Source records
□ □ □

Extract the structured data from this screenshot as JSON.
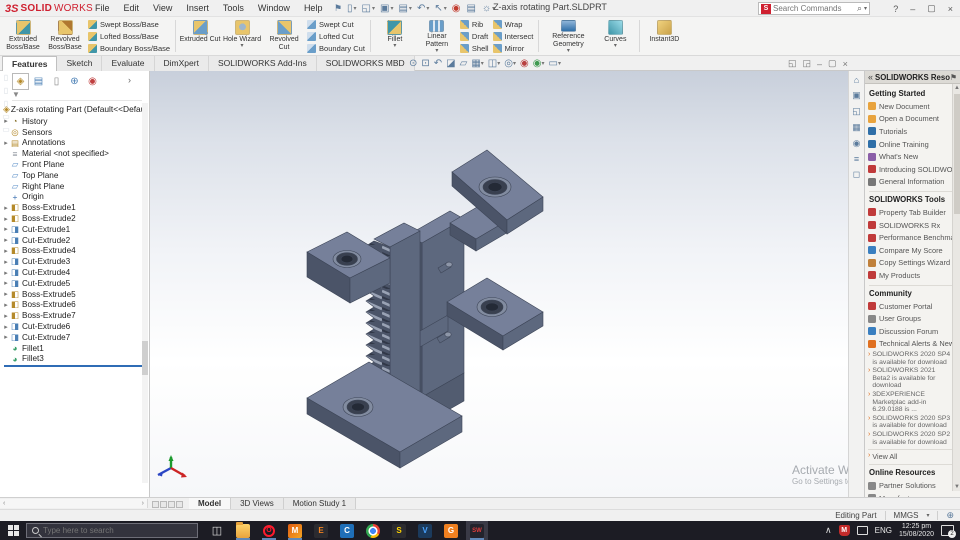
{
  "window": {
    "title": "Z-axis rotating Part.SLDPRT",
    "buttons": {
      "help": "?",
      "min": "–",
      "restore": "▢",
      "close": "×"
    }
  },
  "brand": {
    "logo_mark": "3S",
    "logo_bold": "SOLID",
    "logo_light": "WORKS",
    "accent": "#cf2030"
  },
  "titlebar": {
    "menu": [
      {
        "label": "File"
      },
      {
        "label": "Edit"
      },
      {
        "label": "View"
      },
      {
        "label": "Insert"
      },
      {
        "label": "Tools"
      },
      {
        "label": "Window"
      },
      {
        "label": "Help"
      }
    ],
    "pin_icon": "⚑",
    "quick_icons": [
      {
        "g": "▯",
        "caret": "▾",
        "name": "new-document-icon"
      },
      {
        "g": "◱",
        "caret": "▾",
        "name": "open-icon"
      },
      {
        "g": "▣",
        "caret": "▾",
        "name": "save-icon"
      },
      {
        "g": "▤",
        "caret": "▾",
        "name": "print-icon"
      },
      {
        "g": "↶",
        "caret": "▾",
        "name": "undo-icon"
      },
      {
        "g": "↖",
        "caret": "▾",
        "name": "select-icon"
      },
      {
        "g": "◉",
        "c": "#c23b2e",
        "name": "rebuild-icon"
      },
      {
        "g": "▤",
        "c": "#5b7b9c",
        "name": "file-properties-icon"
      },
      {
        "g": "☼",
        "caret": "▾",
        "c": "#5b7b9c",
        "name": "options-icon"
      }
    ],
    "search": {
      "placeholder": "Search Commands",
      "icon": "S",
      "mag": "⌕"
    }
  },
  "ribbon": {
    "tabs": [
      {
        "label": "Features",
        "cls": "active"
      },
      {
        "label": "Sketch"
      },
      {
        "label": "Evaluate"
      },
      {
        "label": "DimXpert"
      },
      {
        "label": "SOLIDWORKS Add-Ins"
      },
      {
        "label": "SOLIDWORKS MBD"
      }
    ],
    "big": [
      {
        "label": "Extruded Boss/Base",
        "icon": "extruded-boss-icon"
      },
      {
        "label": "Revolved Boss/Base",
        "icon": "revolved-boss-icon"
      },
      {
        "label": "Extruded Cut",
        "icon": "extruded-cut-icon"
      },
      {
        "label": "Hole Wizard",
        "icon": "hole-wizard-icon",
        "caret": "▾"
      },
      {
        "label": "Revolved Cut",
        "icon": "revolved-cut-icon"
      },
      {
        "label": "Fillet",
        "icon": "fillet-icon",
        "caret": "▾"
      },
      {
        "label": "Linear Pattern",
        "icon": "linear-pattern-icon",
        "caret": "▾"
      },
      {
        "label": "Reference Geometry",
        "icon": "reference-geometry-icon",
        "caret": "▾"
      },
      {
        "label": "Curves",
        "icon": "curves-icon",
        "caret": "▾"
      },
      {
        "label": "Instant3D",
        "icon": "instant3d-icon"
      }
    ],
    "stack1": [
      {
        "label": "Swept Boss/Base"
      },
      {
        "label": "Lofted Boss/Base"
      },
      {
        "label": "Boundary Boss/Base"
      }
    ],
    "stack2": [
      {
        "label": "Swept Cut"
      },
      {
        "label": "Lofted Cut"
      },
      {
        "label": "Boundary Cut"
      }
    ],
    "stack3": [
      {
        "label": "Rib"
      },
      {
        "label": "Draft"
      },
      {
        "label": "Shell"
      }
    ],
    "stack4": [
      {
        "label": "Wrap"
      },
      {
        "label": "Intersect"
      },
      {
        "label": "Mirror"
      }
    ]
  },
  "headsup": {
    "icons": [
      {
        "g": "⊙",
        "name": "zoom-to-fit-icon"
      },
      {
        "g": "⊡",
        "name": "zoom-to-area-icon"
      },
      {
        "g": "↶",
        "name": "previous-view-icon"
      },
      {
        "g": "◪",
        "name": "section-view-icon"
      },
      {
        "g": "▱",
        "name": "dynamic-annotation-icon"
      },
      {
        "g": "▦",
        "caret": "▾",
        "name": "view-orientation-icon"
      },
      {
        "g": "◫",
        "caret": "▾",
        "name": "display-style-icon"
      },
      {
        "g": "◎",
        "caret": "▾",
        "name": "hide-show-items-icon"
      },
      {
        "g": "◉",
        "c": "#b84040",
        "name": "edit-appearance-icon"
      },
      {
        "g": "◉",
        "c": "#3f9a50",
        "caret": "▾",
        "name": "apply-scene-icon"
      },
      {
        "g": "▭",
        "caret": "▾",
        "name": "view-settings-icon"
      }
    ],
    "doc_window_icons": [
      {
        "g": "◱"
      },
      {
        "g": "◲"
      },
      {
        "g": "–"
      },
      {
        "g": "▢"
      },
      {
        "g": "×"
      }
    ]
  },
  "panel": {
    "header_tabs": [
      {
        "g": "◈",
        "c": "#b58a2a",
        "cls": "active",
        "name": "featuremanager-tab"
      },
      {
        "g": "▤",
        "c": "#4a7fb5",
        "name": "propertymanager-tab"
      },
      {
        "g": "▯",
        "c": "#888888",
        "name": "configurationmanager-tab"
      },
      {
        "g": "⊕",
        "c": "#4a7fb5",
        "name": "dimxpertmanager-tab"
      },
      {
        "g": "◉",
        "c": "#c04040",
        "name": "displaymanager-tab"
      }
    ],
    "chevron": "›",
    "filter_icon": "▼",
    "root_label": "Z-axis rotating Part (Default<<Default>_",
    "items": [
      {
        "arrow": "▸",
        "g": "◔",
        "c": "#8a7430",
        "label": "History"
      },
      {
        "arrow": "",
        "g": "◎",
        "c": "#b58a2a",
        "label": "Sensors"
      },
      {
        "arrow": "▸",
        "g": "▤",
        "c": "#b58a2a",
        "label": "Annotations"
      },
      {
        "arrow": "",
        "g": "≡",
        "c": "#8a8f98",
        "label": "Material <not specified>"
      },
      {
        "arrow": "",
        "g": "▱",
        "c": "#5b8fc9",
        "label": "Front Plane"
      },
      {
        "arrow": "",
        "g": "▱",
        "c": "#5b8fc9",
        "label": "Top Plane"
      },
      {
        "arrow": "",
        "g": "▱",
        "c": "#5b8fc9",
        "label": "Right Plane"
      },
      {
        "arrow": "",
        "g": "+",
        "c": "#3a6fb0",
        "label": "Origin"
      },
      {
        "arrow": "▸",
        "g": "◧",
        "c": "#b58a2a",
        "label": "Boss-Extrude1"
      },
      {
        "arrow": "▸",
        "g": "◧",
        "c": "#b58a2a",
        "label": "Boss-Extrude2"
      },
      {
        "arrow": "▸",
        "g": "◨",
        "c": "#4a7fb5",
        "label": "Cut-Extrude1"
      },
      {
        "arrow": "▸",
        "g": "◨",
        "c": "#4a7fb5",
        "label": "Cut-Extrude2"
      },
      {
        "arrow": "▸",
        "g": "◧",
        "c": "#b58a2a",
        "label": "Boss-Extrude4"
      },
      {
        "arrow": "▸",
        "g": "◨",
        "c": "#4a7fb5",
        "label": "Cut-Extrude3"
      },
      {
        "arrow": "▸",
        "g": "◨",
        "c": "#4a7fb5",
        "label": "Cut-Extrude4"
      },
      {
        "arrow": "▸",
        "g": "◨",
        "c": "#4a7fb5",
        "label": "Cut-Extrude5"
      },
      {
        "arrow": "▸",
        "g": "◧",
        "c": "#b58a2a",
        "label": "Boss-Extrude5"
      },
      {
        "arrow": "▸",
        "g": "◧",
        "c": "#b58a2a",
        "label": "Boss-Extrude6"
      },
      {
        "arrow": "▸",
        "g": "◧",
        "c": "#b58a2a",
        "label": "Boss-Extrude7"
      },
      {
        "arrow": "▸",
        "g": "◨",
        "c": "#4a7fb5",
        "label": "Cut-Extrude6"
      },
      {
        "arrow": "▸",
        "g": "◨",
        "c": "#4a7fb5",
        "label": "Cut-Extrude7"
      },
      {
        "arrow": "",
        "g": "◕",
        "c": "#3aa06a",
        "label": "Fillet1"
      },
      {
        "arrow": "",
        "g": "◕",
        "c": "#3aa06a",
        "label": "Fillet3"
      }
    ]
  },
  "viewport": {
    "model_color": "#5d687e",
    "watermark_line1": "Activate Windows",
    "watermark_line2": "Go to Settings to activate Windows."
  },
  "rightstrip": {
    "icons": [
      {
        "g": "⌂",
        "name": "home-tab-icon"
      },
      {
        "g": "▣",
        "name": "design-library-icon"
      },
      {
        "g": "◱",
        "name": "file-explorer-icon"
      },
      {
        "g": "▦",
        "name": "view-palette-icon"
      },
      {
        "g": "◉",
        "name": "appearances-icon"
      },
      {
        "g": "≡",
        "name": "custom-properties-icon"
      },
      {
        "g": "◻",
        "name": "forum-icon"
      }
    ]
  },
  "taskpane": {
    "collapse_icon": "«",
    "header": "SOLIDWORKS Resources",
    "pin_icon": "⚑",
    "sec1_title": "Getting Started",
    "sec1_items": [
      {
        "label": "New Document",
        "c": "#e8a33d"
      },
      {
        "label": "Open a Document",
        "c": "#e8a33d"
      },
      {
        "label": "Tutorials",
        "c": "#2f6fa8"
      },
      {
        "label": "Online Training",
        "c": "#2f6fa8"
      },
      {
        "label": "What's New",
        "c": "#8b5fa8"
      },
      {
        "label": "Introducing SOLIDWORKS",
        "c": "#c03a3a"
      },
      {
        "label": "General Information",
        "c": "#777777"
      }
    ],
    "sec2_title": "SOLIDWORKS Tools",
    "sec2_items": [
      {
        "label": "Property Tab Builder",
        "c": "#c03a3a"
      },
      {
        "label": "SOLIDWORKS Rx",
        "c": "#c03a3a"
      },
      {
        "label": "Performance Benchmark Te",
        "c": "#c03a3a"
      },
      {
        "label": "Compare My Score",
        "c": "#3a7fc0"
      },
      {
        "label": "Copy Settings Wizard",
        "c": "#c0803a"
      },
      {
        "label": "My Products",
        "c": "#c03a3a"
      }
    ],
    "sec3_title": "Community",
    "sec3_items": [
      {
        "label": "Customer Portal",
        "c": "#c03a3a"
      },
      {
        "label": "User Groups",
        "c": "#888888"
      },
      {
        "label": "Discussion Forum",
        "c": "#3a7fc0"
      },
      {
        "label": "Technical Alerts & News",
        "c": "#e07020"
      }
    ],
    "news": [
      {
        "text": "SOLIDWORKS 2020 SP4 is available for download"
      },
      {
        "text": "SOLIDWORKS 2021 Beta2 is available for download"
      },
      {
        "text": "3DEXPERIENCE Marketplac add-in 6.29.0188 is ..."
      },
      {
        "text": "SOLIDWORKS 2020 SP3 is available for download"
      },
      {
        "text": "SOLIDWORKS 2020 SP2 is available for download"
      }
    ],
    "view_all": "View All",
    "sec4_title": "Online Resources",
    "sec4_items": [
      {
        "label": "Partner Solutions",
        "c": "#888888"
      },
      {
        "label": "Manufacturers",
        "c": "#888888"
      }
    ]
  },
  "statusbar": {
    "editing": "Editing Part",
    "units": "MMGS",
    "caret": "▾",
    "globe": "⊕"
  },
  "bottomtabs": {
    "tabs": [
      {
        "label": "Model",
        "cls": "active"
      },
      {
        "label": "3D Views"
      },
      {
        "label": "Motion Study 1"
      }
    ]
  },
  "taskbar": {
    "search_placeholder": "Type here to search",
    "apps": [
      {
        "cls": "tb-taskview",
        "letter": "◫",
        "ind": "",
        "name": "task-view-icon"
      },
      {
        "cls": "tb-explorer",
        "letter": "",
        "ind": "run",
        "name": "file-explorer-icon"
      },
      {
        "cls": "tb-opera",
        "letter": "O",
        "ind": "run",
        "name": "opera-icon"
      },
      {
        "cls": "tb-matlab",
        "letter": "M",
        "ind": "run",
        "name": "matlab-icon"
      },
      {
        "cls": "tb-e",
        "letter": "E",
        "ind": "",
        "name": "e-app-icon"
      },
      {
        "cls": "tb-c",
        "letter": "C",
        "ind": "",
        "name": "c-app-icon"
      },
      {
        "cls": "tb-chrome",
        "letter": "",
        "ind": "",
        "name": "chrome-icon"
      },
      {
        "cls": "tb-s",
        "letter": "S",
        "ind": "",
        "name": "s-app-icon"
      },
      {
        "cls": "tb-v",
        "letter": "V",
        "ind": "",
        "name": "v-app-icon"
      },
      {
        "cls": "tb-g",
        "letter": "G",
        "ind": "",
        "name": "g-app-icon"
      },
      {
        "cls": "tb-sw",
        "letter": "SW",
        "ind": "run",
        "name": "solidworks-icon"
      }
    ],
    "tray": {
      "caret": "∧",
      "shield": "M",
      "lang": "ENG",
      "time": "12:25 pm",
      "date": "15/08/2020",
      "badge": "2"
    }
  }
}
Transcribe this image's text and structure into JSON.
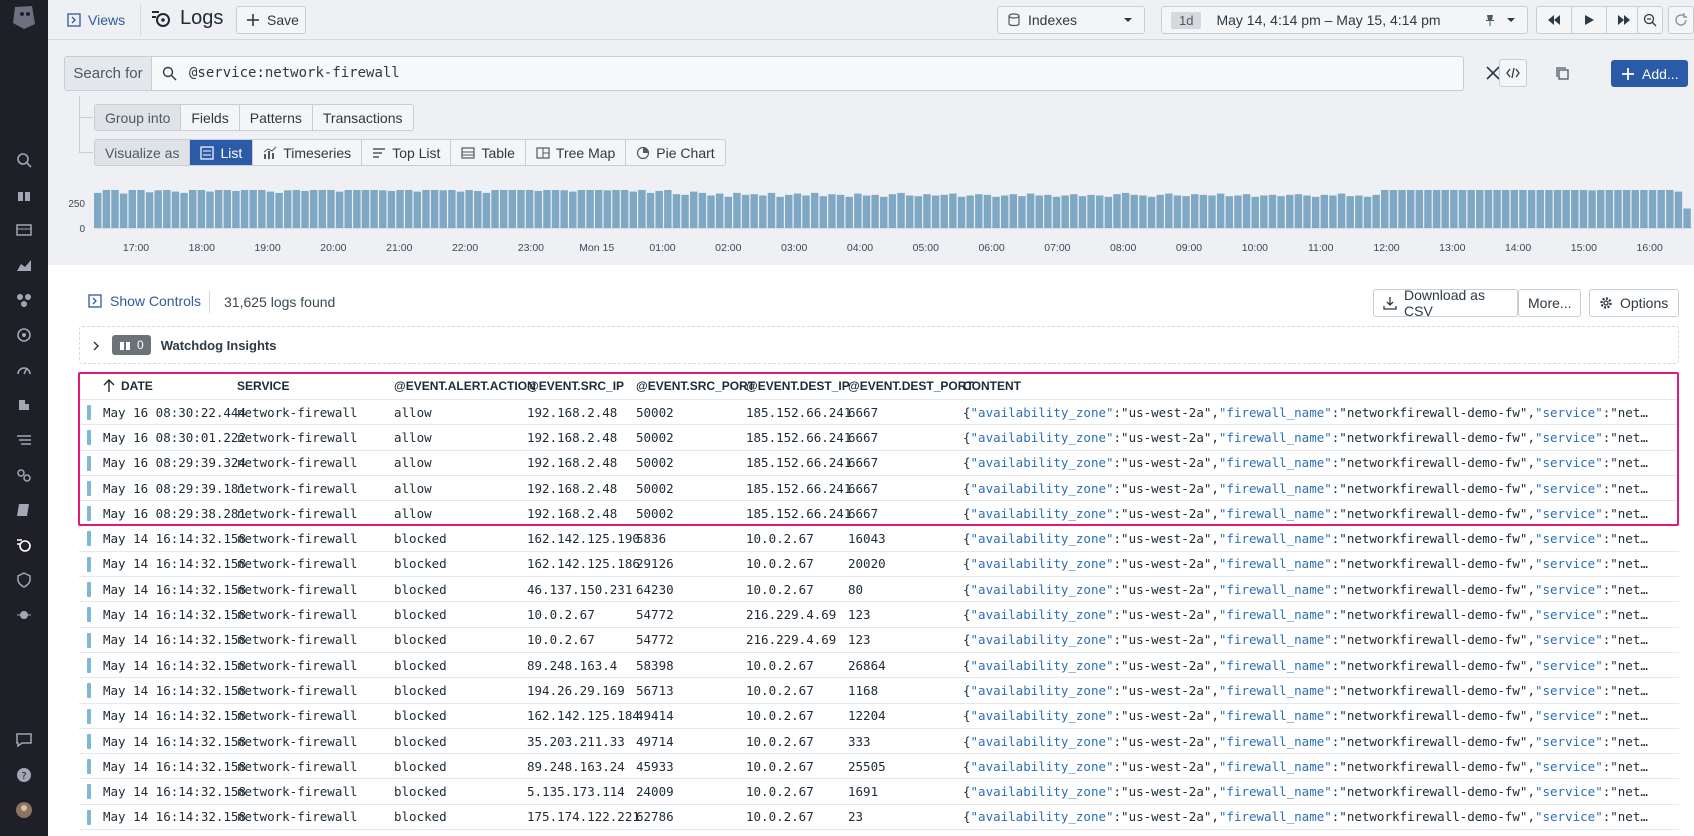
{
  "toolbar": {
    "views_label": "Views",
    "title": "Logs",
    "save_label": "Save",
    "indexes_label": "Indexes",
    "time_preset": "1d",
    "time_range": "May 14, 4:14 pm – May 15, 4:14 pm"
  },
  "search": {
    "label": "Search for",
    "query_key": "@service",
    "query_sep": ":",
    "query_value": "network-firewall",
    "add_label": "Add..."
  },
  "group_into": {
    "label": "Group into",
    "options": [
      "Fields",
      "Patterns",
      "Transactions"
    ]
  },
  "visualize_as": {
    "label": "Visualize as",
    "options": [
      "List",
      "Timeseries",
      "Top List",
      "Table",
      "Tree Map",
      "Pie Chart"
    ],
    "selected": "List"
  },
  "chart_data": {
    "type": "bar",
    "y_ticks": [
      "250",
      "0"
    ],
    "ylim": [
      0,
      400
    ],
    "x_ticks": [
      "17:00",
      "18:00",
      "19:00",
      "20:00",
      "21:00",
      "22:00",
      "23:00",
      "Mon 15",
      "01:00",
      "02:00",
      "03:00",
      "04:00",
      "05:00",
      "06:00",
      "07:00",
      "08:00",
      "09:00",
      "10:00",
      "11:00",
      "12:00",
      "13:00",
      "14:00",
      "15:00",
      "16:00"
    ],
    "color": "#7fa8c5",
    "values": [
      270,
      300,
      310,
      265,
      295,
      305,
      275,
      290,
      300,
      280,
      270,
      300,
      310,
      280,
      295,
      300,
      285,
      300,
      305,
      310,
      280,
      270,
      290,
      305,
      285,
      300,
      310,
      295,
      280,
      300,
      320,
      315,
      300,
      290,
      285,
      300,
      310,
      280,
      295,
      300,
      290,
      305,
      280,
      300,
      285,
      270,
      310,
      300,
      295,
      320,
      305,
      285,
      300,
      310,
      290,
      280,
      300,
      315,
      305,
      290,
      295,
      300,
      280,
      300,
      270,
      285,
      300,
      260,
      255,
      280,
      270,
      250,
      265,
      240,
      270,
      255,
      260,
      250,
      270,
      240,
      255,
      265,
      250,
      270,
      245,
      260,
      255,
      240,
      265,
      250,
      255,
      240,
      260,
      270,
      250,
      245,
      260,
      250,
      255,
      265,
      240,
      250,
      260,
      255,
      240,
      250,
      260,
      245,
      265,
      250,
      255,
      240,
      250,
      260,
      245,
      255,
      250,
      240,
      260,
      270,
      255,
      250,
      240,
      255,
      265,
      250,
      245,
      260,
      255,
      250,
      265,
      245,
      250,
      260,
      240,
      250,
      255,
      245,
      255,
      260,
      250,
      240,
      255,
      250,
      265,
      245,
      250,
      240,
      255,
      330,
      310,
      320,
      300,
      315,
      330,
      305,
      320,
      310,
      300,
      340,
      320,
      330,
      360,
      350,
      340,
      320,
      330,
      310,
      300,
      340,
      320,
      300,
      310,
      290,
      330,
      310,
      300,
      320,
      310,
      350,
      330,
      300,
      310,
      280,
      150
    ]
  },
  "results": {
    "show_controls": "Show Controls",
    "count": "31,625 logs found",
    "download_label": "Download as CSV",
    "more_label": "More...",
    "options_label": "Options",
    "watchdog_count": "0",
    "watchdog_label": "Watchdog Insights"
  },
  "table": {
    "columns": [
      "DATE",
      "SERVICE",
      "@EVENT.ALERT.ACTION",
      "@EVENT.SRC_IP",
      "@EVENT.SRC_PORT",
      "@EVENT.DEST_IP",
      "@EVENT.DEST_PORT",
      "CONTENT"
    ],
    "content_prefix": "{",
    "content_k1": "\"availability_zone\"",
    "content_v1": ":\"us-west-2a\",",
    "content_k2": "\"firewall_name\"",
    "content_v2": ":\"networkfirewall-demo-fw\",",
    "content_k3": "\"service\"",
    "content_v3": ":\"net…",
    "rows": [
      [
        "May 16 08:30:22.444",
        "network-firewall",
        "allow",
        "192.168.2.48",
        "50002",
        "185.152.66.241",
        "6667"
      ],
      [
        "May 16 08:30:01.222",
        "network-firewall",
        "allow",
        "192.168.2.48",
        "50002",
        "185.152.66.241",
        "6667"
      ],
      [
        "May 16 08:29:39.324",
        "network-firewall",
        "allow",
        "192.168.2.48",
        "50002",
        "185.152.66.241",
        "6667"
      ],
      [
        "May 16 08:29:39.181",
        "network-firewall",
        "allow",
        "192.168.2.48",
        "50002",
        "185.152.66.241",
        "6667"
      ],
      [
        "May 16 08:29:38.281",
        "network-firewall",
        "allow",
        "192.168.2.48",
        "50002",
        "185.152.66.241",
        "6667"
      ],
      [
        "May 14 16:14:32.158",
        "network-firewall",
        "blocked",
        "162.142.125.190",
        "5836",
        "10.0.2.67",
        "16043"
      ],
      [
        "May 14 16:14:32.158",
        "network-firewall",
        "blocked",
        "162.142.125.186",
        "29126",
        "10.0.2.67",
        "20020"
      ],
      [
        "May 14 16:14:32.158",
        "network-firewall",
        "blocked",
        "46.137.150.231",
        "64230",
        "10.0.2.67",
        "80"
      ],
      [
        "May 14 16:14:32.158",
        "network-firewall",
        "blocked",
        "10.0.2.67",
        "54772",
        "216.229.4.69",
        "123"
      ],
      [
        "May 14 16:14:32.158",
        "network-firewall",
        "blocked",
        "10.0.2.67",
        "54772",
        "216.229.4.69",
        "123"
      ],
      [
        "May 14 16:14:32.158",
        "network-firewall",
        "blocked",
        "89.248.163.4",
        "58398",
        "10.0.2.67",
        "26864"
      ],
      [
        "May 14 16:14:32.158",
        "network-firewall",
        "blocked",
        "194.26.29.169",
        "56713",
        "10.0.2.67",
        "1168"
      ],
      [
        "May 14 16:14:32.158",
        "network-firewall",
        "blocked",
        "162.142.125.184",
        "49414",
        "10.0.2.67",
        "12204"
      ],
      [
        "May 14 16:14:32.158",
        "network-firewall",
        "blocked",
        "35.203.211.33",
        "49714",
        "10.0.2.67",
        "333"
      ],
      [
        "May 14 16:14:32.158",
        "network-firewall",
        "blocked",
        "89.248.163.24",
        "45933",
        "10.0.2.67",
        "25505"
      ],
      [
        "May 14 16:14:32.158",
        "network-firewall",
        "blocked",
        "5.135.173.114",
        "24009",
        "10.0.2.67",
        "1691"
      ],
      [
        "May 14 16:14:32.158",
        "network-firewall",
        "blocked",
        "175.174.122.221",
        "62786",
        "10.0.2.67",
        "23"
      ]
    ]
  }
}
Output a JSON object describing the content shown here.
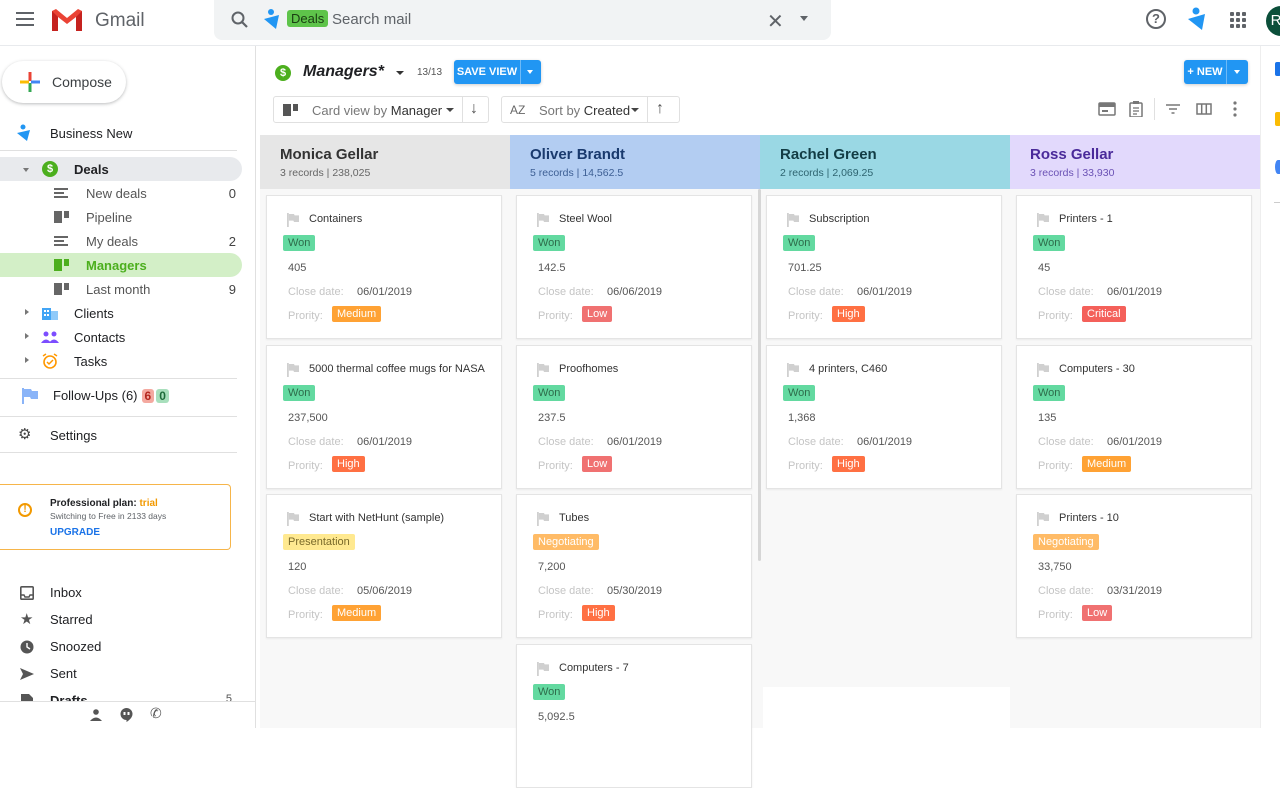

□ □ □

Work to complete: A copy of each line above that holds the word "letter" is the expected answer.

Response:
        "letter": "◫",
        "letter": "",
        "letter": "O",
        "letter": "M",
        "letter": "E",
        "letter": "C",
        "letter": "",
        "letter": "S",
        "letter": "V",
        "letter": "G",
        "letter": "SW",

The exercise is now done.